Very often, when I have a chance to visit exhibitions dedicated to just one person (usually artists, though not always) I get the impression that they are actually placing the person on a dissecting table, surrounded by an audience anxious for the dissection to begin and expecting the interior of the body to reveal what the exterior strove to conceal. Even though we know that we’ll never be able to recuperate the person in their totality, we are continuously approaching his life and work more or less successfully, more or less respectfully, more or less exhaustively, more or less informatively. We know that seemingly trivial aspects actually hide many layers of meaning, making people what they are.
Masotta sometimes wore his tie crookedly on purpose. When he shared an apartment with Reneé Cuéllar he kept a lizard as a pet. For a long time he wanted to be a writer of fiction. After the overthrow of Perón, he would distribute picture cards of Perón and Evita at the meeting places of anti-Peronist intellectuals. He collected books compulsively (many of which weren’t even his): he read them, reread them, underlined them and filled them with notes, leaving his mark on their pages. He came to terms with a kind of Marxism that defined Happenings as a frivolous activity and defended the relevance of intellectual thought and artistic activity in left-wing political activism. Considered one of the main representatives of the kind of institutional dissociation that remains on the fringes, Masotta became a key part of the university institution without needing to complete a degree in Philosophy.
After having visited this exhibition several times, I still don’t know what aspects of the life and work of Masotta that should be highlighted. However, thanks to him and his oeuvre I’ve been thinking again of McLuhan’s texts and of the role of the mass media in society (what would Masotta have thought today of the Cambridge Analytica scandal?), of the possibility of thinking being a subversive act (especially in times as politically tumultuous as those that occupy us), of the role of the public in art, of the reinterpretation of Happenings in different contexts and ages, and also of the beautiful definition by Eduardo Costa that compared them to the animals that survive after having been cut up in pieces. This simile leads me to think that perhaps for this very reason, Happenings may end up developing a greater resistance to the passage of time than other forms of artistic expressions. Perhaps because Happenings are neither created nor destroyed, only transformed. All the time. In spite of everything.

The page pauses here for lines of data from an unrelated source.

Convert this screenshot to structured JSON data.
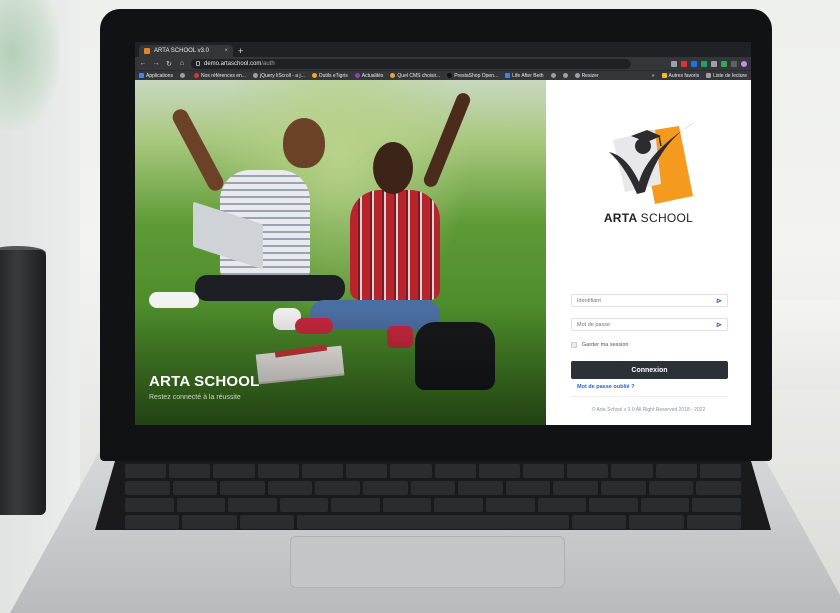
{
  "browser": {
    "tab_title": "ARTA SCHOOL v3.0",
    "tab_close": "×",
    "new_tab": "+",
    "url_host": "demo.artaschool.com",
    "url_path": "/auth",
    "nav": {
      "back": "←",
      "forward": "→",
      "reload": "↻",
      "home": "⌂"
    }
  },
  "bookmarks": {
    "items": [
      {
        "label": "Applications",
        "icon": "apps-icon"
      },
      {
        "label": "",
        "icon": "globe-icon"
      },
      {
        "label": "Nos références en...",
        "icon": "bookmark-icon"
      },
      {
        "label": "jQuery liScroll - a j...",
        "icon": "globe-icon"
      },
      {
        "label": "Outils eTigris",
        "icon": "bookmark-icon"
      },
      {
        "label": "Actualités",
        "icon": "bookmark-icon"
      },
      {
        "label": "Quel CMS choisir...",
        "icon": "bookmark-icon"
      },
      {
        "label": "PrestaShop Open...",
        "icon": "bookmark-icon"
      },
      {
        "label": "Life After Beth",
        "icon": "bookmark-icon"
      },
      {
        "label": "",
        "icon": "globe-icon"
      },
      {
        "label": "",
        "icon": "globe-icon"
      },
      {
        "label": "Resizer",
        "icon": "bookmark-icon"
      }
    ],
    "more": "»",
    "other_favorites": "Autres favoris",
    "reading_list": "Liste de lecture"
  },
  "hero": {
    "title": "ARTA SCHOOL",
    "subtitle": "Restez connecté à la réussite"
  },
  "login": {
    "logo_text_bold": "ARTA",
    "logo_text_light": "SCHOOL",
    "username_placeholder": "Identifiant",
    "password_placeholder": "Mot de passe",
    "remember_label": "Garder ma session",
    "submit_label": "Connexion",
    "forgot_label": "Mot de passe oublié ?",
    "copyright": "© Arta School v 3.0 All Right Reserved 2018 - 2022"
  },
  "colors": {
    "accent_orange": "#f39a1f",
    "button_dark": "#2c3138",
    "link_blue": "#2a61d4"
  }
}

"A desk is a dangerous place from which to watch the world" (John Le Carré)